It was a beautiful day. The heat and humidity had finally broken and, although it hadn’t cooled off to a comfortable level yet, the oppressive humidity had lifted to the point that, when I stepped outside the front door of my building, I sighed in relief.
The sky was clear and blue, a high sky like we rarely see here but is so common in the West where I grew up.
These things did not make me happy because I knew I was on my way to work. A black dog was sitting on my shoulder. My own personal black cloud followed me, occasionally pierced with lightening as I thought of the situation at work. Gosh I hated the thought of going to the office. My peers and I weren’t getting along. They were so clearly better than me and took every opportunity to let me know it, condescending to drop by my office and tell me that my employees spoke too loudly on the phone (a peril of cubicles), that I didn’t know what I was doing (me, always a beginner), that I wasn’t I don’t even remember what. I just know I hated being around their poisonous atmosphere, and it was dragging me down. The half-hour walk to work felt like a million years.
About 10 minutes away from the office, I noticed a car pulled over to the side of the road, the driver’s door was open and he was hanging on the side of the car, listening to the radio, which was tuned up loud. Several other people stood nearby also listening to his car. For a moment, I wondered “baseball?” but then dismissed it – even the Yankees didn’t play at 8 am. I heard one ask another, “What happened?” “A plane hit a building.”
I kept walking, wrapped up in my own misery. My sleepy brain chewed on that image. Probably a commuter plane, off-course. I pictured it hitting a vacant building – newly renovated – with a small tower on top not far from my office, close enough that maybe they’d send everyone home for the day and I wouldn’t have to go to work.
I crossed through the park, not really noticing the calm before the storm, and then turned onto Fifth Avenue. Cars were stopped, doors open, people standing beside them, like in a Godzilla movie. People rushed out of buildings, stood in the middle of the Avenue, gazing south. Still wrapped in my own personal misery, I plodded around them, grumbling about rubber-neckers under my breath, not even noticing what was happening right in front of me.
As I entered my building, a crowd of people rushed out and I slithered through them. I ascended the stairs, pushed aside by a woman I knew from the 9th floor who had apparently run the entire way down, “Sorry,” she called as she rushed by.
On my floor, no one was working. Everyone stood around talking to each other. I unlocked the door to my office, sat in my chair, turned on my computer and, while it warmed up, went to the break room to get a glass of water, or maybe a diet coke. A TV was plugged in (yes, kids, in those days, you just could plug in a TV most places and get reception without cable or Wi-Fi) and people gathered around.
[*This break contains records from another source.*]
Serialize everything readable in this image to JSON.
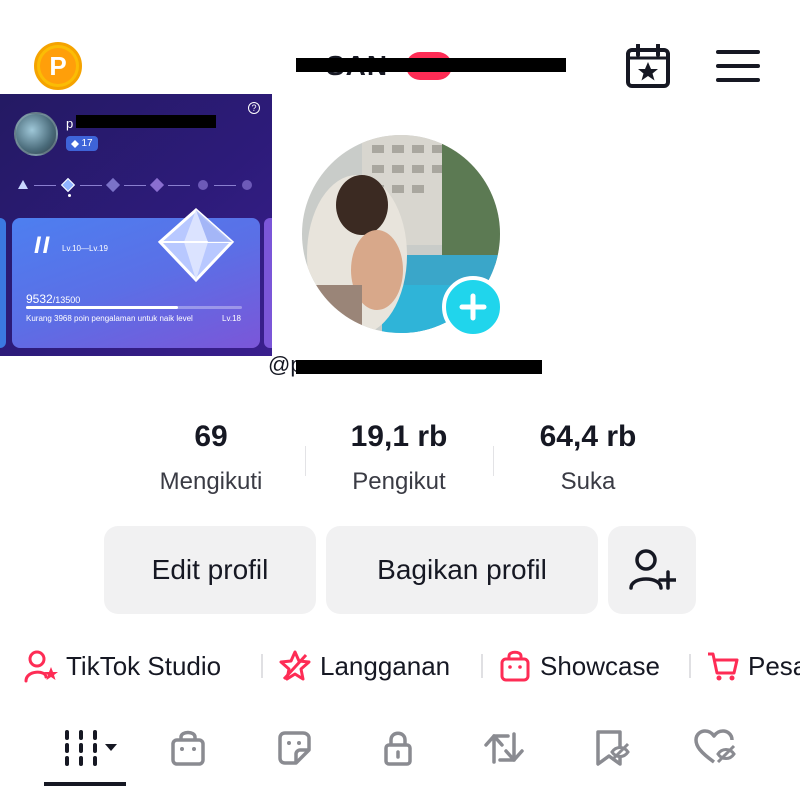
{
  "header": {
    "points_icon_letter": "P",
    "title": "SAN",
    "calendar_icon": "calendar-star-icon",
    "menu_icon": "hamburger-menu-icon"
  },
  "level_card": {
    "username": "p",
    "level_badge": "17",
    "tier_roman": "II",
    "tier_range": "Lv.10—Lv.19",
    "xp_current": "9532",
    "xp_total": "/13500",
    "xp_progress": 0.706,
    "message": "Kurang 3968 poin pengalaman untuk naik level",
    "next_level": "Lv.18",
    "help_icon": "?"
  },
  "profile": {
    "handle": "@p",
    "add_icon": "plus-icon"
  },
  "stats": [
    {
      "value": "69",
      "label": "Mengikuti"
    },
    {
      "value": "19,1 rb",
      "label": "Pengikut"
    },
    {
      "value": "64,4 rb",
      "label": "Suka"
    }
  ],
  "actions": {
    "edit_label": "Edit profil",
    "share_label": "Bagikan profil",
    "add_friend_icon": "add-user-icon"
  },
  "quick_links": [
    {
      "label": "TikTok Studio",
      "icon": "studio-user-icon"
    },
    {
      "label": "Langganan",
      "icon": "subscription-icon"
    },
    {
      "label": "Showcase",
      "icon": "showcase-bag-icon"
    },
    {
      "label": "Pesa",
      "icon": "cart-icon"
    }
  ],
  "tabs": [
    {
      "icon": "grid-videos-icon",
      "active": true
    },
    {
      "icon": "shop-bag-icon"
    },
    {
      "icon": "sticker-icon"
    },
    {
      "icon": "lock-icon"
    },
    {
      "icon": "repost-icon"
    },
    {
      "icon": "favorites-icon"
    },
    {
      "icon": "liked-hidden-icon"
    }
  ],
  "colors": {
    "accent": "#fe2c55",
    "teal": "#20d5ec",
    "button_bg": "#f1f1f2",
    "text": "#161823",
    "card_bg": "#2d1b7a"
  }
}
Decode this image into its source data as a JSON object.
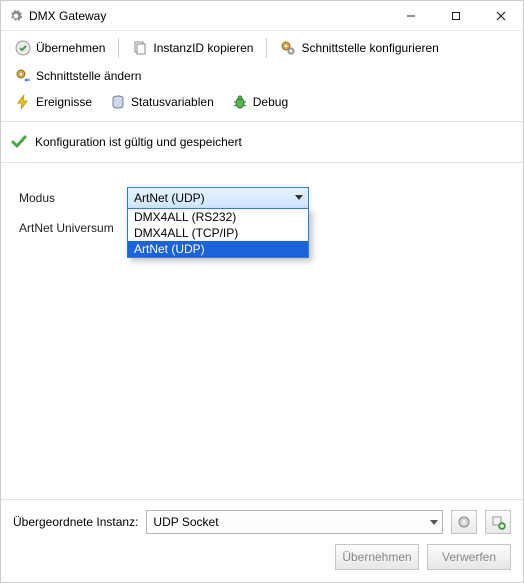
{
  "window": {
    "title": "DMX Gateway"
  },
  "toolbar": {
    "apply": "Übernehmen",
    "copy_instance": "InstanzID kopieren",
    "configure_interface": "Schnittstelle konfigurieren",
    "change_interface": "Schnittstelle ändern",
    "events": "Ereignisse",
    "status_vars": "Statusvariablen",
    "debug": "Debug"
  },
  "status": {
    "message": "Konfiguration ist gültig und gespeichert"
  },
  "form": {
    "mode_label": "Modus",
    "mode_selected": "ArtNet (UDP)",
    "mode_options": {
      "opt1": "DMX4ALL (RS232)",
      "opt2": "DMX4ALL (TCP/IP)",
      "opt3": "ArtNet (UDP)"
    },
    "universe_label": "ArtNet Universum"
  },
  "footer": {
    "parent_label": "Übergeordnete Instanz:",
    "parent_value": "UDP Socket",
    "action_apply": "Übernehmen",
    "action_discard": "Verwerfen"
  }
}
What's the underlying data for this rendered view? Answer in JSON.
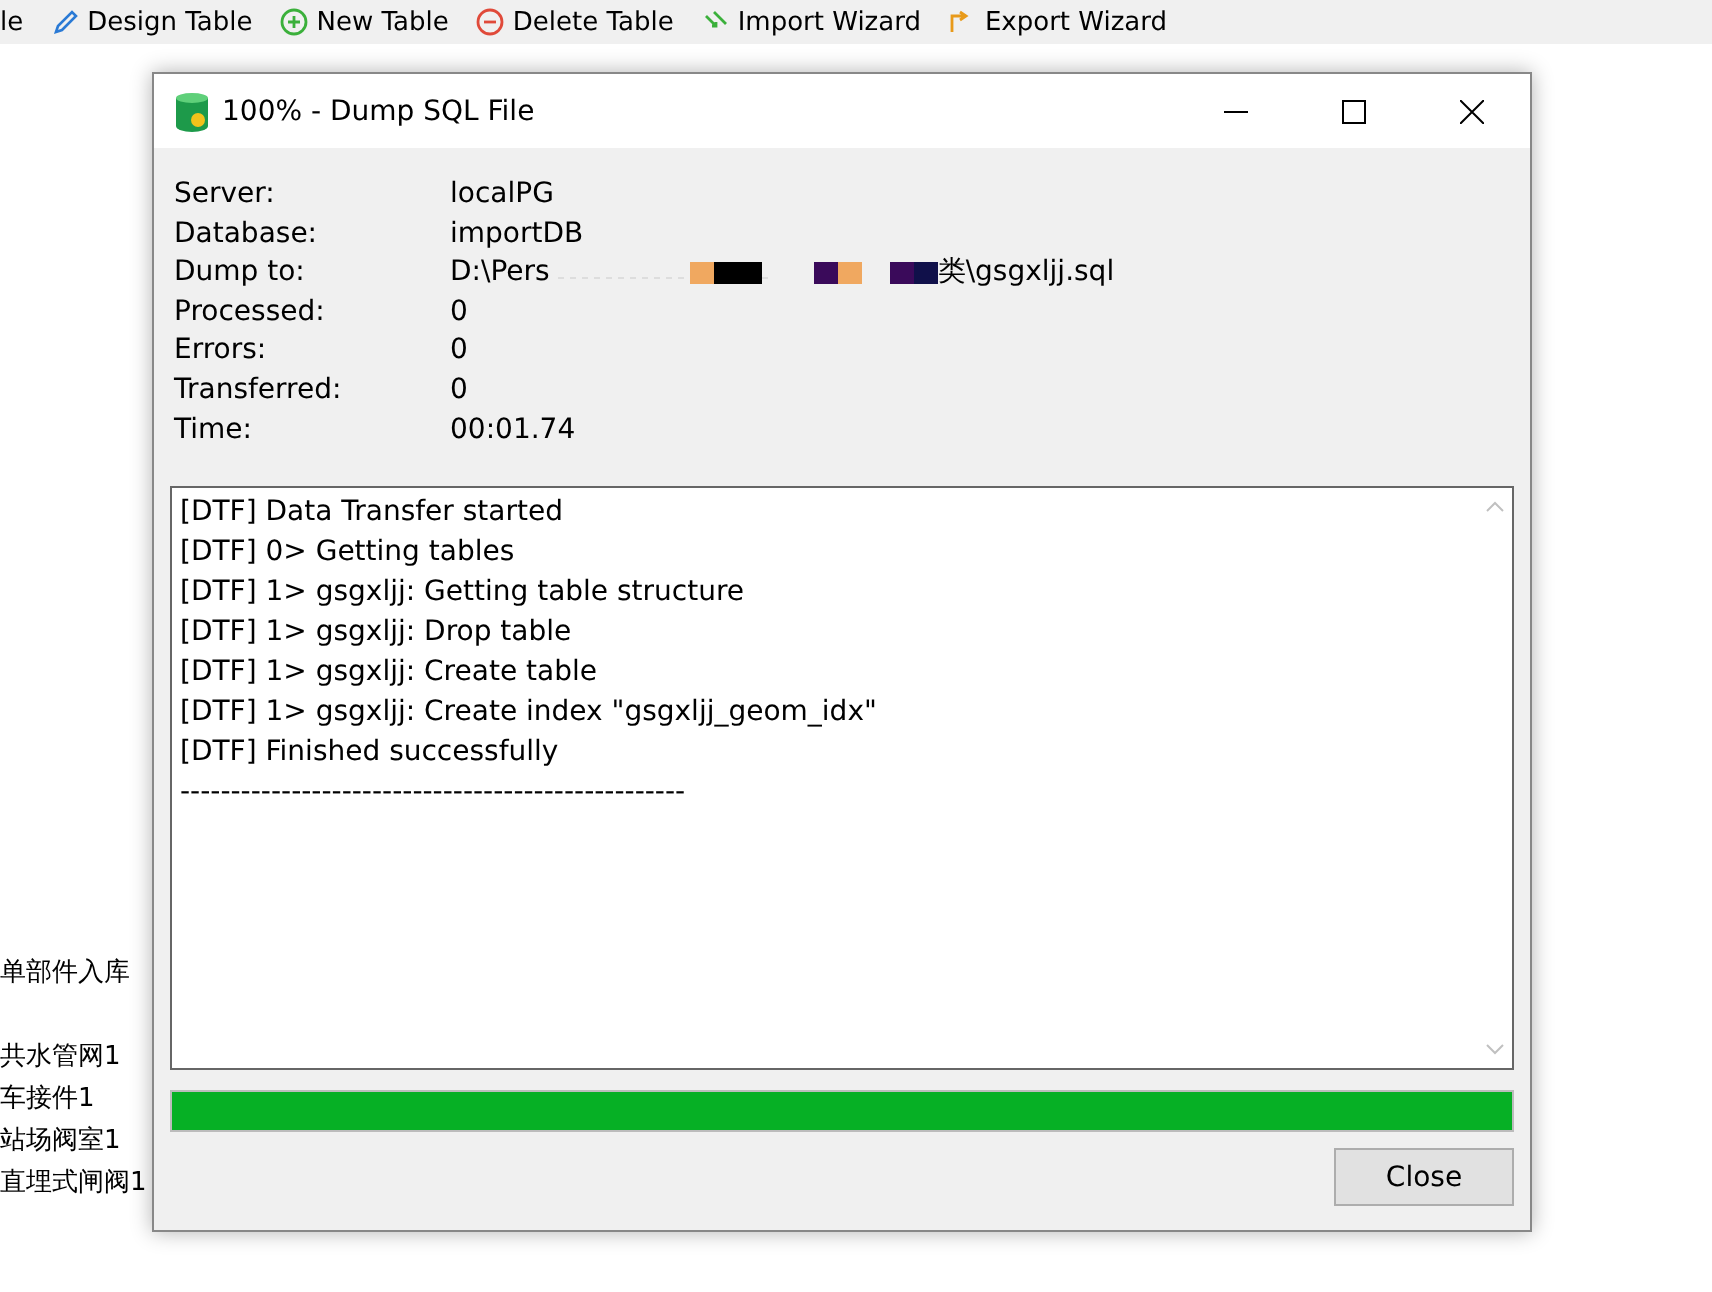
{
  "toolbar": [
    {
      "label": "le",
      "kind": "text"
    },
    {
      "label": "Design Table",
      "kind": "pencil"
    },
    {
      "label": "New Table",
      "kind": "plus"
    },
    {
      "label": "Delete Table",
      "kind": "minus"
    },
    {
      "label": "Import Wizard",
      "kind": "import"
    },
    {
      "label": "Export Wizard",
      "kind": "export"
    }
  ],
  "sidebar": {
    "items": [
      "单部件入库",
      "共水管网1",
      "车接件1",
      "站场阀室1",
      "直埋式闸阀1"
    ]
  },
  "dialog": {
    "title": "100% - Dump SQL File",
    "info": [
      {
        "label": "Server:",
        "value": "localPG"
      },
      {
        "label": "Database:",
        "value": "importDB"
      },
      {
        "label": "Dump to:",
        "value": "D:\\Pers",
        "redacted": true,
        "value_end": "类\\gsgxljj.sql"
      },
      {
        "label": "Processed:",
        "value": "0"
      },
      {
        "label": "Errors:",
        "value": "0"
      },
      {
        "label": "Transferred:",
        "value": "0"
      },
      {
        "label": "Time:",
        "value": "00:01.74"
      }
    ],
    "log": [
      "[DTF] Data Transfer started",
      "[DTF] 0> Getting tables",
      "[DTF] 1> gsgxljj: Getting table structure",
      "[DTF] 1> gsgxljj: Drop table",
      "[DTF] 1> gsgxljj: Create table",
      "[DTF] 1> gsgxljj: Create index \"gsgxljj_geom_idx\"",
      "[DTF] Finished successfully",
      "--------------------------------------------------"
    ],
    "progress": {
      "level": 1
    },
    "buttons": [
      "Close"
    ]
  }
}
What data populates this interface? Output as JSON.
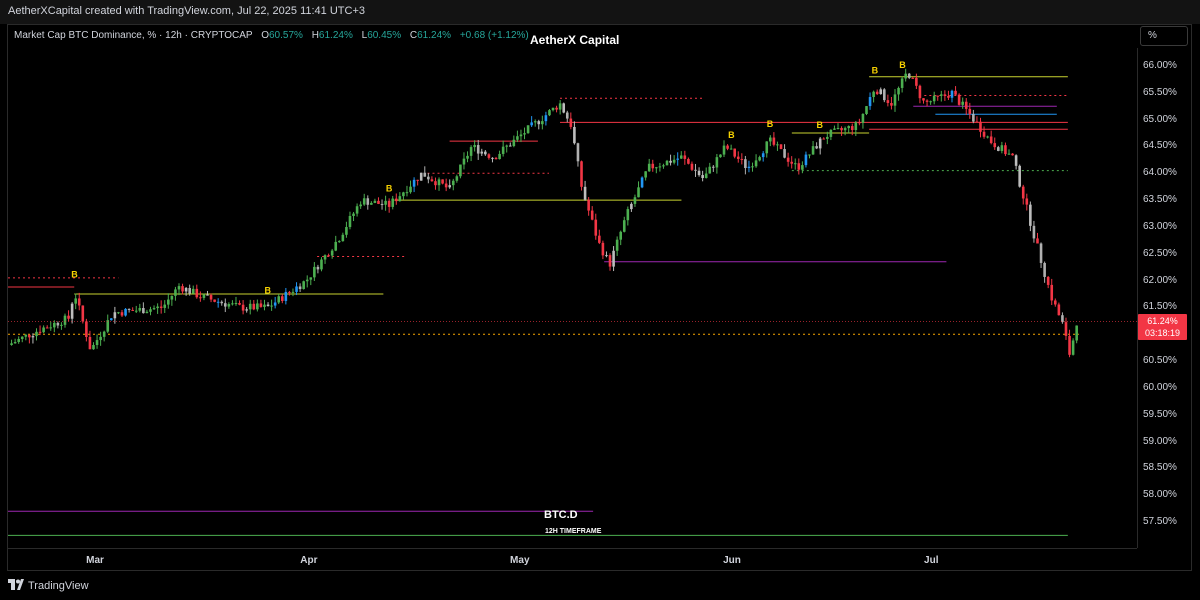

“Oh my god,” someone whispered. I turned and watched as a tower collapsed, again and again, as an older local newscaster quietly had a panic attack on the air (I didn’t see him again after this). I watched in silence for a few minutes more, then returned to my office, picked up the phone, and called my sister in law. “The lines are about to go down,” I told my sister in law without any other explanation. “You need to know that your brother and I are safe. Call the rest of your family and tell them we’re ok and not to worry if they can’t get us on the phone.” Somehow I got word to my sister. Then the lines did go down.
I worked a little longer – sheltering in place they call it now – and then the governor decided we could all go home and the streets filled with silent crowds of people heading north. I wove my way home and found my husband and his coworker drinking blue martinis and telling each other over and over again where they had been when it had happened, exactly where they were, what they had said, what others had said. How it made them feel. They had been together that morning.
“I called your family before the lines went down,” I told him, still numb. He thanked me, gave me a hug and a martini.
The shock came later. The frantic emails from family and friends, all wanting to know if I was ok, all telling me where they had been what had happened to them. My cousin had been on business in Seattle and had to share a rental car to get home to his pregnant wife who, if I remember correctly, had just gone into labor or was about to.
The next weeks were unreal, the whole city in shock. The streets were silent, no honking horns, no people talking. When you walked by sidewalk cafes, there was no murmur. No hoots as you walked past construction sites. Just the wail of sirens as ambulances rushed by, all cars pulled neatly over to the side, pedestrians standing at attention, heads swiveling towards the sound. Had they found someone alive? No. They never did. Rumors of entire emergency room staffs who had rushed to standby for a rush of patients that never came, and then had to have grief counseling because the emergency had been too great for them to help.
People stood in line to give blood for hours, queues stretching around blocks. Every vertical surface was covered in homemade posters. Have you seen me? They asked, over and over again. A busboy. A secretary. Office workers. Eventually they weathered away. No one had seen them. They were gone.
As was the landmark that you oriented yourself to when you ascended the subway stairs. Which way was south – oh, yes, that way. A fine dust settled over the city. I developed asthma.
The nightmare had started with a single thought: it’s a beautiful day. Every time I exit my building now, if I reflect on the positive nature of the weather, I am reminded of another beautiful day.